Unemployment up, drop out rates down

A story in today's N&O points to a decline in the drop out rate in North Carolina. Which is good news no matter what.

The public school dropout rate improved in North Carolina last year, and all Triangle school districts were below the statewide average. The rate fell from 5.24 percent in 2006-2007 to 4.97 percent last year, according to statewide figures released Thursday.

State officials attributed the decline to programs that allow students to go online to repeat courses they had failed, high schools that enroll students in college courses, and other programs.

The article goes on to offer various explanations for the decline. I can't help wondering how we'll actually know. For example, I suspect that the breathtaking spike in unemployment that began last year could be a factor in keeping some in school.

Comments

Great point, Linda

Smart Start was one of Hunt's most important legacies. Thanks for point this out.

Most of these dropouts aren't

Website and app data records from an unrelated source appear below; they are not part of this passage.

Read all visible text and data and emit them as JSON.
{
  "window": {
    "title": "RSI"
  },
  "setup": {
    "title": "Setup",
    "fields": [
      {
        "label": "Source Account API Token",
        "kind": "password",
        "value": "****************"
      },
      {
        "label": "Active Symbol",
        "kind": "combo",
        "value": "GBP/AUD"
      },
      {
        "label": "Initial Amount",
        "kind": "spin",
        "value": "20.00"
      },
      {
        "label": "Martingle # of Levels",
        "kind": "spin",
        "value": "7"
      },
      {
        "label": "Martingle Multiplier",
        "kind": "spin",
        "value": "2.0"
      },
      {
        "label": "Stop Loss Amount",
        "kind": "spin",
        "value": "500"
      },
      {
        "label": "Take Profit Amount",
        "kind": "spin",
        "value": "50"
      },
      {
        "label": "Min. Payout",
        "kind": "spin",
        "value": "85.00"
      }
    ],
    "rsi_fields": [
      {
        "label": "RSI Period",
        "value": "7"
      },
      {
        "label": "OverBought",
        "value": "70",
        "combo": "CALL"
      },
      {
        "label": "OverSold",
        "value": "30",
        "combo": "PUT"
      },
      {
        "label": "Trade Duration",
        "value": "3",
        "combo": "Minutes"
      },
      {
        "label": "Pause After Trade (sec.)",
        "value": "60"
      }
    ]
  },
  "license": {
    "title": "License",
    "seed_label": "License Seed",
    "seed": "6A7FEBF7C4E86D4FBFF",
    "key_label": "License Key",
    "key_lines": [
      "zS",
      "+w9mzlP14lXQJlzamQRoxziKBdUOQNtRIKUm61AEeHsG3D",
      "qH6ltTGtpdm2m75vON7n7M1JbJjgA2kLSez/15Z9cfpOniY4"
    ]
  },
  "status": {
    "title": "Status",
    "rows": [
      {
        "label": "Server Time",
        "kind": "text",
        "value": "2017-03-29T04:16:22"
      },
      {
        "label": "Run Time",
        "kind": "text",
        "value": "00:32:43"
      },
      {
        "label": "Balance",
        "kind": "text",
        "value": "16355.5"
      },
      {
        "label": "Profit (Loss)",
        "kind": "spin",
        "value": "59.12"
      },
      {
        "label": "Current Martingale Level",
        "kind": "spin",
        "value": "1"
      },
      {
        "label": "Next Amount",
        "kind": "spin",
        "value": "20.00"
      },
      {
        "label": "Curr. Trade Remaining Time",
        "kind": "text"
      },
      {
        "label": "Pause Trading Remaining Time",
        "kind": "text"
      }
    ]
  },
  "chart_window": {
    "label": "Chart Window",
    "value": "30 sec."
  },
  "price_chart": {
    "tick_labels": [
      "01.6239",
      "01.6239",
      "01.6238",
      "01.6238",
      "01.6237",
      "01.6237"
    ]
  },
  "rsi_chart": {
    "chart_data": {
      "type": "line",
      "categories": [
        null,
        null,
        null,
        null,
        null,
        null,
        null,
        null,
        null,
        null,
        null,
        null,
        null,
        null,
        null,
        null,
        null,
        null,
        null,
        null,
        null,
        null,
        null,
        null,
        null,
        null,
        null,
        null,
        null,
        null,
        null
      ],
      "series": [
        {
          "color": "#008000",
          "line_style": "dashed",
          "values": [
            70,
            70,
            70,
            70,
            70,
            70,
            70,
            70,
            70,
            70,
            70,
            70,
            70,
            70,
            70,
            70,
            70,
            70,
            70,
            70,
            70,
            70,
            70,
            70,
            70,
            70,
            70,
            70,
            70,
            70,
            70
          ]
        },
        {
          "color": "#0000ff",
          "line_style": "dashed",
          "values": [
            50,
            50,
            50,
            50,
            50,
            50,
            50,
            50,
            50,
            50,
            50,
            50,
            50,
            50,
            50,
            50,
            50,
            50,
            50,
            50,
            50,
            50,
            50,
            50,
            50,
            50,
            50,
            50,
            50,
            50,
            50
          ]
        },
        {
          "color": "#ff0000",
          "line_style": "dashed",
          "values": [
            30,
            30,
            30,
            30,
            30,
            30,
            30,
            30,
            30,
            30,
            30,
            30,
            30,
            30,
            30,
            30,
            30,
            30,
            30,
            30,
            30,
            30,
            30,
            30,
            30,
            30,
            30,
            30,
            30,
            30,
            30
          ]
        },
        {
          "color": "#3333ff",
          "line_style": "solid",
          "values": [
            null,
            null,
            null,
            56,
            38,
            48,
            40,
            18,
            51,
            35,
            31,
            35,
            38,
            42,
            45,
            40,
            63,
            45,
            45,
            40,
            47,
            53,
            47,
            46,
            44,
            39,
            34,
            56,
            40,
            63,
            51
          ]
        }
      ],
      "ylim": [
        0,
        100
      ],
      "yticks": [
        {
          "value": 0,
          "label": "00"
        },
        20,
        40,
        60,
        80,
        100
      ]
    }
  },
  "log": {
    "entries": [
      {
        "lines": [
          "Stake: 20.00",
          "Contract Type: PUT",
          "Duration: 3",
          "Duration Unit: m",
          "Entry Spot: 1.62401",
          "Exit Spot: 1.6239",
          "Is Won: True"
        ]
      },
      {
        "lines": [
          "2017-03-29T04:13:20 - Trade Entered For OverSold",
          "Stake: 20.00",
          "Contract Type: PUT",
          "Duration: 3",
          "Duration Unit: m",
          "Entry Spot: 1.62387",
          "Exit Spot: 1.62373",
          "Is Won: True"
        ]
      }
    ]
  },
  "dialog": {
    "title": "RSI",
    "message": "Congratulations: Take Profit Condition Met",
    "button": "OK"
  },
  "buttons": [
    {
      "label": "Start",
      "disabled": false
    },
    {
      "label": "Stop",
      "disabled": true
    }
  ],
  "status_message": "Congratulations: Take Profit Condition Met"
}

Most of these dropouts aren't working when they leave school. They generally lack the skills and maturity to look far into the future. I doubt unemployment is much of a factor for 16-18 year olds. I talked with my counties' dropout prevention coordinator yesterday. We had the fifth largest reduction (percentage wise) in the state. From talking to her it seems most of it was accomplished with "boots on the ground" inititives. Home visits to the dropouts urging them to come back, letting them complete classes they failed at a different location, visiting young mothers and working out ways for them to return to school. All of our high schools now have Freshman Academy and we are trying to identify middle school students that are at risk of dropping out. It pretty much boils down to one on one contact. People have to know that somebody cares and once they do you can get somewhere in motivating them to stick it out.

I'm a moderate Democrat.

Preventing dropouts is pretty simple...

Here's your basic plan to reduce dropouts by at least 90%:
-Improve early childhood education and primary teaching so that all students can read by 3rd grade. (Thanks, Linda.)
-Make sure that every child who has even one D of F in a class has individualized academic support (Thanks, Huh.)
-Provide adequate physical and mental health services in schools so that students can access them and teachers can collaborate with the providers.

Kids who are healthy and can read don't fail in school. Kids who aren't failing don't drop out.

It's not that hard.